-- Your objective --
Copy out only the span from the line with "Convert this screenshot" to the end of the data, both ends kept, word for word.

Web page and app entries
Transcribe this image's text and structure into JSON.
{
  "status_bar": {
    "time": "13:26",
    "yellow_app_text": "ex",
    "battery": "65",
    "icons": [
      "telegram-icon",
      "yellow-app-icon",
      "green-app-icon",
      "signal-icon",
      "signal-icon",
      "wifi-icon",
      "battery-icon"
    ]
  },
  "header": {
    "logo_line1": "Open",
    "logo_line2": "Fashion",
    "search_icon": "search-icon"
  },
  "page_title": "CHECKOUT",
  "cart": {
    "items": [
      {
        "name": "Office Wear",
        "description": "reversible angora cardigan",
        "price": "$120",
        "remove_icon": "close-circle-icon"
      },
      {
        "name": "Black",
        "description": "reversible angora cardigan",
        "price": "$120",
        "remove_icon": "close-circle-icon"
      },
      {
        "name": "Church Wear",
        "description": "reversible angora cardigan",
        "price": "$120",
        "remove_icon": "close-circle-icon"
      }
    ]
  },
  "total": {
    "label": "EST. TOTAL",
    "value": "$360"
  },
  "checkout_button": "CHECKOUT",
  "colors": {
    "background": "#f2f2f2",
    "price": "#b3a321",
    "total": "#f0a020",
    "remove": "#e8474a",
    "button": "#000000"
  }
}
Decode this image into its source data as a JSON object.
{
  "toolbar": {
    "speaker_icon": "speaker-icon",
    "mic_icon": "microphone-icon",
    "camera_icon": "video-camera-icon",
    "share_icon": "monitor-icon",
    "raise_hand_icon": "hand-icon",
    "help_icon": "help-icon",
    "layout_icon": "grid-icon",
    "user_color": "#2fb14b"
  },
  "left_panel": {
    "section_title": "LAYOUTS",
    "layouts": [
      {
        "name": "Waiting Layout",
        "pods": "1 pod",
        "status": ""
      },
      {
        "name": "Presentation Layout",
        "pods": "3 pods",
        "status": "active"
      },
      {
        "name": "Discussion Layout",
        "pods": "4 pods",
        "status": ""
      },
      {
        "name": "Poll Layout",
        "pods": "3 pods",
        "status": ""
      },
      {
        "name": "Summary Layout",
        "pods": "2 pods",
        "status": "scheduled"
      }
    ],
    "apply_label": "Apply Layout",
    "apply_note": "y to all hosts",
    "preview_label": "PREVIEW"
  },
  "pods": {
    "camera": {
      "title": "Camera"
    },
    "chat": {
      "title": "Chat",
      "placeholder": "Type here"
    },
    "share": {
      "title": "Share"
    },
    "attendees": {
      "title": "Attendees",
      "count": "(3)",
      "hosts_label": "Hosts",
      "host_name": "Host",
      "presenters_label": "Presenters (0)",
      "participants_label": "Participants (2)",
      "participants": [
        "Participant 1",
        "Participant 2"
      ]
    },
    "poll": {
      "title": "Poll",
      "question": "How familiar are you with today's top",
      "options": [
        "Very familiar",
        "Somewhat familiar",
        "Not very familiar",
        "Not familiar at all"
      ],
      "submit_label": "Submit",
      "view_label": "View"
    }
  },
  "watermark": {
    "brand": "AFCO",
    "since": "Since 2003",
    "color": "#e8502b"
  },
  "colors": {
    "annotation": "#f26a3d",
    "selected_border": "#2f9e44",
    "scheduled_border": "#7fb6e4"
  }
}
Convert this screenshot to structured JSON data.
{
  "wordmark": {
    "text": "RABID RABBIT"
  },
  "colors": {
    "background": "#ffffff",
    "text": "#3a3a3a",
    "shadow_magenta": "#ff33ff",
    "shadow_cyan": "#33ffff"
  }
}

-- The completed task --
Convert this screenshot to structured JSON data.
{
  "wordmark": {
    "text": "RABID RABBIT"
  },
  "colors": {
    "background": "#ffffff",
    "text": "#3a3a3a",
    "shadow_magenta": "#ff33ff",
    "shadow_cyan": "#33ffff"
  }
}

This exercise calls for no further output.